by Arline L. Bronzaft, Ph.D., Board of Directors, GrowNYC, and Co-founder, The Quiet Coalition
That the London Underground has been recently cited as producing very loud noises that are disturbing to riders, employees, and nearby neighbors is nothing new to New Yorkers who have complained about New York City’s loud subways and elevated trains for many years.
Over forty years ago, I published a paper that found that nearby elevated train noise impacted adversely on the classroom learning of students in a school next to the elevated tracks. The findings of this study resulted in the placement of resilient rubber pads on the nearby tracks to lessen the noise and the installation of acoustical ceilings in classes near the tracks. A second study, after noise abatement, found that children in classrooms near the tracks were now reading at the same level as those on the quiet side of the building. The New York City Transit Authority then instituted a program to install these resilient rubber pads along the entire elevated track system.
After working with the Transit Authority on two occasions on its noise issues, I learned that transit noise is not only disturbing to all those subjected to these sounds but transit noise is often the result of poor maintenance and as a result can lead to potential breakdowns in the system. I wrote a paper linking transit noise to breakdowns in the system and explained that correcting transit noise is not a matter of knowing what to do but rather of not being willing to do it. This is true for cities other than New York.
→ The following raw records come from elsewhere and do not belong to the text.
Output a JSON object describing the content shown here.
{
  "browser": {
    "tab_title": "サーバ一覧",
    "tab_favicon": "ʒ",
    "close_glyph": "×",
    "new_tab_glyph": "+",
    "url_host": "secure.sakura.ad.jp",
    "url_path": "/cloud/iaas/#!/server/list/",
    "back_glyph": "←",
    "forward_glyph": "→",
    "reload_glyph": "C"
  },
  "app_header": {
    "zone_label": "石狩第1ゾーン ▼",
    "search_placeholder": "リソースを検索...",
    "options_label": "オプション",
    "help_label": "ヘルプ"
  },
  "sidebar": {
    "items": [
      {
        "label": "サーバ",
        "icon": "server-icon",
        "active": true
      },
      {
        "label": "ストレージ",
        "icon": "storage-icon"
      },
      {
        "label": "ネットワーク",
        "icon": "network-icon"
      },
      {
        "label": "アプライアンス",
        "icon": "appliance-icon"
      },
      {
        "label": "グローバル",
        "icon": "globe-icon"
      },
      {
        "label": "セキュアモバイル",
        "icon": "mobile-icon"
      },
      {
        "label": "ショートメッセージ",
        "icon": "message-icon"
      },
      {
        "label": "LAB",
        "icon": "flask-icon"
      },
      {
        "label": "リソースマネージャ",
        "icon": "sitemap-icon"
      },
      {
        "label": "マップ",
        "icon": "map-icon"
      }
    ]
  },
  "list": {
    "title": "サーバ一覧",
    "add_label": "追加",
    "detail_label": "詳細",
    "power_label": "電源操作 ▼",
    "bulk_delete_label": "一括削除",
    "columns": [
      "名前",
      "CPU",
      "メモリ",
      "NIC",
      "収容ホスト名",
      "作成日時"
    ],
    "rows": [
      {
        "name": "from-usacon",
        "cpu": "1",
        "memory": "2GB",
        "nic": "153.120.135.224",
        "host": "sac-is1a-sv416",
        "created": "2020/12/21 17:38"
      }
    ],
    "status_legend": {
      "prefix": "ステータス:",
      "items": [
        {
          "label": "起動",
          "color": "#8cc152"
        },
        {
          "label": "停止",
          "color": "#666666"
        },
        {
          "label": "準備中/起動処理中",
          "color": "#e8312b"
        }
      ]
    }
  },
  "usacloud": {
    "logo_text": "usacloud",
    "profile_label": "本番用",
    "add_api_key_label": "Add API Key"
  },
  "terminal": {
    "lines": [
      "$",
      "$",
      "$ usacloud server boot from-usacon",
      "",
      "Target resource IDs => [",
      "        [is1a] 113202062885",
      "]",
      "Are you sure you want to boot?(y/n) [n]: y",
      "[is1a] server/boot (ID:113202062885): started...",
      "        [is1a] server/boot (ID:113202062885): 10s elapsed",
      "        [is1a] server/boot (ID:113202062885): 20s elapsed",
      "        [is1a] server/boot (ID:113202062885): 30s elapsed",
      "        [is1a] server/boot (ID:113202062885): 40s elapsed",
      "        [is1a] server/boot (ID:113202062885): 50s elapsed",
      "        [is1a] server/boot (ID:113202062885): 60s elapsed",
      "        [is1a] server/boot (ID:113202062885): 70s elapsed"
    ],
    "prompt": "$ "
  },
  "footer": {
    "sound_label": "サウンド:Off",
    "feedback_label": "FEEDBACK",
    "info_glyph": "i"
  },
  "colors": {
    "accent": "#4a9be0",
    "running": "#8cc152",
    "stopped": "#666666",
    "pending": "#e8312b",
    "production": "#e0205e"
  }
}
In reading that London is searching for technology to quiet its system, I noted that the same procedures that have existed for years to lessen the noise are being considered.
One would think that such procedures should have been examined at the first sign that the system was getting louder. Actually, that they weren’t should not be surprising because my work on noise issues has taught me that for actions to be taken, those in charge have to be “hit on the head” before something is done to reduce noise.
A group of London campaigners concerned about transit noise has asked Transport for London to put up signs warning people about the noise. One would assume that hearing protection could then be used by transit riders. Transport for London’s response was that the transit system’s noise was ‘highly unlikely to cause long-term hearing damage.”
Really? What about the impacts on the hearing of employees who are exposed to these high sounds for many hours daily? What about the health of people living near the tracks who have been complaining? What about the discomfort to riders who use the system regularly? I would suggest that Transport for London learn more about the impacts of noise pollution which affects more than our ears—noise adversely impacts on our health and well-being. I would also urge that the noise issue be addressed with haste.